Kadarius Toney, the fast and elusive wide receiver, also has home run potential as a punt and kickoff returner.
UF has another impressive weapon on special teams — gunner Tyrie Cleveland, who uses his great speed to blanket opposing punt returners.
The first thing to address is this: Townsend had two punts blocked in the second half against Michigan in the Chick-fil-A Bowl. So, obviously, the Wolverines discovered a flaw in UF’s punt protection team. The Gators need to take care of that problem before the opener or run the risk of having it happen again against a fast and athletic Miami team.
Also, the Gators have basically zero experience backing up Townsend and McPherson and will be breaking in a new long snapper this season.
Young guy to watch
Redshirt freshman Jacob Copeland.

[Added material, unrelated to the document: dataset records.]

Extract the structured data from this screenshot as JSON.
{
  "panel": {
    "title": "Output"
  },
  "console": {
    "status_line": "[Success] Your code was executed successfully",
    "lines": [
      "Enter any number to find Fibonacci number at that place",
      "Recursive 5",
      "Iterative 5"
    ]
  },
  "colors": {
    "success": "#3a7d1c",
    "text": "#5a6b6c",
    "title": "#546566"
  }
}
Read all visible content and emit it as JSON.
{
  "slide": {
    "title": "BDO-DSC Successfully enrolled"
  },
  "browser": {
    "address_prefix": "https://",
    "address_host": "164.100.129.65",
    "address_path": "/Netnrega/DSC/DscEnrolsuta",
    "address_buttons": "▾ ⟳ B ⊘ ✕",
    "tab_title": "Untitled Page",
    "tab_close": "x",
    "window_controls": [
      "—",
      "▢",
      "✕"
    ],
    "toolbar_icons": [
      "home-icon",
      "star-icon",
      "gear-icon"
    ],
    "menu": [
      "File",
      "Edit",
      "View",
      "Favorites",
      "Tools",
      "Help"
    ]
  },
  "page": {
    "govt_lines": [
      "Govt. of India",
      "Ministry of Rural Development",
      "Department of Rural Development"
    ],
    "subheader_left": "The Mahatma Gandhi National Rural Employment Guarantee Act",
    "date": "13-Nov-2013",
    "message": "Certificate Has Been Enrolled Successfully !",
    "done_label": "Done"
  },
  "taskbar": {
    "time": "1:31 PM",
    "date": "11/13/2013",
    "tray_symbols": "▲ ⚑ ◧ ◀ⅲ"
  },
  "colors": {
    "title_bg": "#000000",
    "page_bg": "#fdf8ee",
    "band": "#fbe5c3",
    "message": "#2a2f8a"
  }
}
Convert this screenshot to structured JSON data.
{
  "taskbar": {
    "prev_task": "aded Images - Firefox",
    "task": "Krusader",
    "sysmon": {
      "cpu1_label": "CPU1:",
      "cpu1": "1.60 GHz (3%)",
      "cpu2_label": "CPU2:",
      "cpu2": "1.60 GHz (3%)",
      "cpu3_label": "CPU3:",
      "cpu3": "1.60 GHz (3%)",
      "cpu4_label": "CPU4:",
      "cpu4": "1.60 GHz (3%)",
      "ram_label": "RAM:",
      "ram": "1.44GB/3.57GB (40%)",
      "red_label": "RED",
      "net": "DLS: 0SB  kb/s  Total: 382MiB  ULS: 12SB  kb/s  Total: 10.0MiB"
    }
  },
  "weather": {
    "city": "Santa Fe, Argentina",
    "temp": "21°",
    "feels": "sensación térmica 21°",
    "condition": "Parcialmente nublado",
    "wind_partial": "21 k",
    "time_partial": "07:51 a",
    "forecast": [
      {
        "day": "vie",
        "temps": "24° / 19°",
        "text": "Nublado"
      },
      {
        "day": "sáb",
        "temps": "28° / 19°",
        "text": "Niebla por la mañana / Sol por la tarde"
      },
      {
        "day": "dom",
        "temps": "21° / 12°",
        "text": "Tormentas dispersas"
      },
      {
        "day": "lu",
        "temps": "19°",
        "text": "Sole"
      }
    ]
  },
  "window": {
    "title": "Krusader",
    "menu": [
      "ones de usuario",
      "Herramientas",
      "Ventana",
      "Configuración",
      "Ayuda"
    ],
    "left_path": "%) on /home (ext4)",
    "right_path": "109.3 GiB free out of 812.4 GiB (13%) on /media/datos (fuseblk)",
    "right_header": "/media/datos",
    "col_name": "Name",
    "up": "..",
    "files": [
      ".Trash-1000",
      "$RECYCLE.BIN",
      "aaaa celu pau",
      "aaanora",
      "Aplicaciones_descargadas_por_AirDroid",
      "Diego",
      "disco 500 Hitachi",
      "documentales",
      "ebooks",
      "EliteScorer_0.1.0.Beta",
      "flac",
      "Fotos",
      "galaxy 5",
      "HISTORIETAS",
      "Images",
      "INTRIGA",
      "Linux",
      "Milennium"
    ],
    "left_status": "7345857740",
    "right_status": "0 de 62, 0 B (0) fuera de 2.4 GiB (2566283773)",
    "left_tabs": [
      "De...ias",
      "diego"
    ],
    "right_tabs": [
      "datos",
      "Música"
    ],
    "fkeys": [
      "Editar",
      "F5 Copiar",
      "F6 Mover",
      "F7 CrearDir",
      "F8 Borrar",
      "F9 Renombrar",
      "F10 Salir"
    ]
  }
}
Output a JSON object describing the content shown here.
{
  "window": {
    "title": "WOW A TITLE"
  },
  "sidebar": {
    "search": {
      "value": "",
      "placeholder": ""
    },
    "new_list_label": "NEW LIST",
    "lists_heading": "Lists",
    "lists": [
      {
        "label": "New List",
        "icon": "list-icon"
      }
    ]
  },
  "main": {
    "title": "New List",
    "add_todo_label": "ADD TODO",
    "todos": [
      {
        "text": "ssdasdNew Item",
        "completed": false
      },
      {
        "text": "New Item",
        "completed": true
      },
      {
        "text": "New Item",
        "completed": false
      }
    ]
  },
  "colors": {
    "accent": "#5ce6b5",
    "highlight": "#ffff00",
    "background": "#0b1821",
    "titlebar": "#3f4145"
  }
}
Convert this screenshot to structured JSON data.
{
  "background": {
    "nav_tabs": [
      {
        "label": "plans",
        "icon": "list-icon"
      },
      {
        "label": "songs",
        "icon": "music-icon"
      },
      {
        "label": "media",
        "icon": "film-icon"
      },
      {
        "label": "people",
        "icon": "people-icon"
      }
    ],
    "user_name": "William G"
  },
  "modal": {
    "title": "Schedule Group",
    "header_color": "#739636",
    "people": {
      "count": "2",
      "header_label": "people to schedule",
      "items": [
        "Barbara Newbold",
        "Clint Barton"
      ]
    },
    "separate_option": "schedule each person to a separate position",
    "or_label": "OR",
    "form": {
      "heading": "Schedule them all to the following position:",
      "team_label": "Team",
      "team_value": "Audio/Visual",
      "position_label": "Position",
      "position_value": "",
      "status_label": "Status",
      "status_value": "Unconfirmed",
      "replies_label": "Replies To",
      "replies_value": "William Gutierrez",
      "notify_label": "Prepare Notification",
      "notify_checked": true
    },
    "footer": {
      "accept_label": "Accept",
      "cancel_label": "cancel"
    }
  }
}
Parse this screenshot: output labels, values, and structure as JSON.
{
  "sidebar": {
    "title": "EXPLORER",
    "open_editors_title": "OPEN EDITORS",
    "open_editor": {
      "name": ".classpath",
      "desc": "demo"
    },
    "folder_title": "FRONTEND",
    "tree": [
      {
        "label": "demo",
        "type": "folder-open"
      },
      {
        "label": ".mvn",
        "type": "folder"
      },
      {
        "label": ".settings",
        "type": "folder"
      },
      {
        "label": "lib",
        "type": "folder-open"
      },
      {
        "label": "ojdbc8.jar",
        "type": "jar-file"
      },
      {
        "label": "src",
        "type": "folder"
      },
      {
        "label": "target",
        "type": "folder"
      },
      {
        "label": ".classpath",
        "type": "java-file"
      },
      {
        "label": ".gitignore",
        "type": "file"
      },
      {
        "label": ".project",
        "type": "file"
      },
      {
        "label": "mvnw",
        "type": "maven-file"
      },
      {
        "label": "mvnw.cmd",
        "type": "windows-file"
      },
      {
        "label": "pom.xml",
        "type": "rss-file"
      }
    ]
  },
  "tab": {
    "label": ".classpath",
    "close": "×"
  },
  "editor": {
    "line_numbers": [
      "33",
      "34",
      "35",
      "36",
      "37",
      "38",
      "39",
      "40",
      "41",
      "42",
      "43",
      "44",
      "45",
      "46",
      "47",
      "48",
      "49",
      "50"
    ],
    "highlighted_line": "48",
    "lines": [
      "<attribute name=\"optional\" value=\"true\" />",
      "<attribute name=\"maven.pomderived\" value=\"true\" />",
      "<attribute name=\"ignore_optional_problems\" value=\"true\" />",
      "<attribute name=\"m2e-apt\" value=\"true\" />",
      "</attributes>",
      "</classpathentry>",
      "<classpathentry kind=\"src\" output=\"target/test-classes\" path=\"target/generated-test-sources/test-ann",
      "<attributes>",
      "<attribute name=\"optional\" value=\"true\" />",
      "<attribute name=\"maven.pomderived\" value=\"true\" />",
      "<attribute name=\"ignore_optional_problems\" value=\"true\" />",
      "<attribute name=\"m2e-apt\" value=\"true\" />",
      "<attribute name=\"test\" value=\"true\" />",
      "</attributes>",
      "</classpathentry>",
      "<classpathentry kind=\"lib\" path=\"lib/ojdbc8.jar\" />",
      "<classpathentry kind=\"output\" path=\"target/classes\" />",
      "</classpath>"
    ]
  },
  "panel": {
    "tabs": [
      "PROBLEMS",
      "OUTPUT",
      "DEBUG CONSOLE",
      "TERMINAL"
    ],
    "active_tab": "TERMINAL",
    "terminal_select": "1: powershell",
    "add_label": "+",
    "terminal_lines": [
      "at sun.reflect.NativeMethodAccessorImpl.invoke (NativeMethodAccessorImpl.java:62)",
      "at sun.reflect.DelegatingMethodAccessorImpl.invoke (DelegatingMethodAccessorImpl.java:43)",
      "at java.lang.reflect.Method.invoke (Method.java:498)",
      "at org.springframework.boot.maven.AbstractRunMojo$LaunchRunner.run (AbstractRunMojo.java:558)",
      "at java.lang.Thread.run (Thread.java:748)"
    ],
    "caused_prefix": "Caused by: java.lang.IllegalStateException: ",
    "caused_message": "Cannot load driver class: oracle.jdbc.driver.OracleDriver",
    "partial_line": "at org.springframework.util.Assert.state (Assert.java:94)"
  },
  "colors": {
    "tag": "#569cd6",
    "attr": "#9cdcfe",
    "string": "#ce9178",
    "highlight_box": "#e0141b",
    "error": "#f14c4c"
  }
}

According to his teammates, he’s been making all kinds of plays on offense at wide receiver, and he’ll likely get a shot at returning kickoffs this season along with another explosive playmaker, Kadarius Toney. Not only is Copeland quick and fast, he’s probably the strongest skill position player on the team. If he can stay healthy, something he couldn’t do in his first year in Gainesville, he could have a significant impact in the return game.
Don’t be surprised if …
Against a tough and demanding schedule, the Gators win a game with special teams. Coach Dan Mullen and his staff place an emphasis on special teams — the third phase of the game — and the Gators have the proven kickers and the playmakers in the return game to make a game-changing impact.
“Our specialists guys are pretty good. I feel comfortable with our kickers and our punters and our returners. I feel pretty comfortable with those guys, and they have experience. To me, it’s filling in all the other pieces where you’ve lost guys. And we did lose a bunch on special teams. We lost a bunch of starters on special teams. There’s 88 starting positions on the football team. That’s an interesting way to look at it, right? There’s offense, defense, punt, punt return, kickoff, kickoff return, field goal, field goal block. There’s 88 starting spots, and we did lose a bunch of starters if you look at the 88 starting positions.” — Dan Mullen
Contact Robbie Andreu at 352-374-5022 or email@example.com. For a look at the previous breakdowns (offensive backfield, secondary, receivers, linebackers, offensive line) and defensive line) click to Gatorsports.com.
Probable depth charter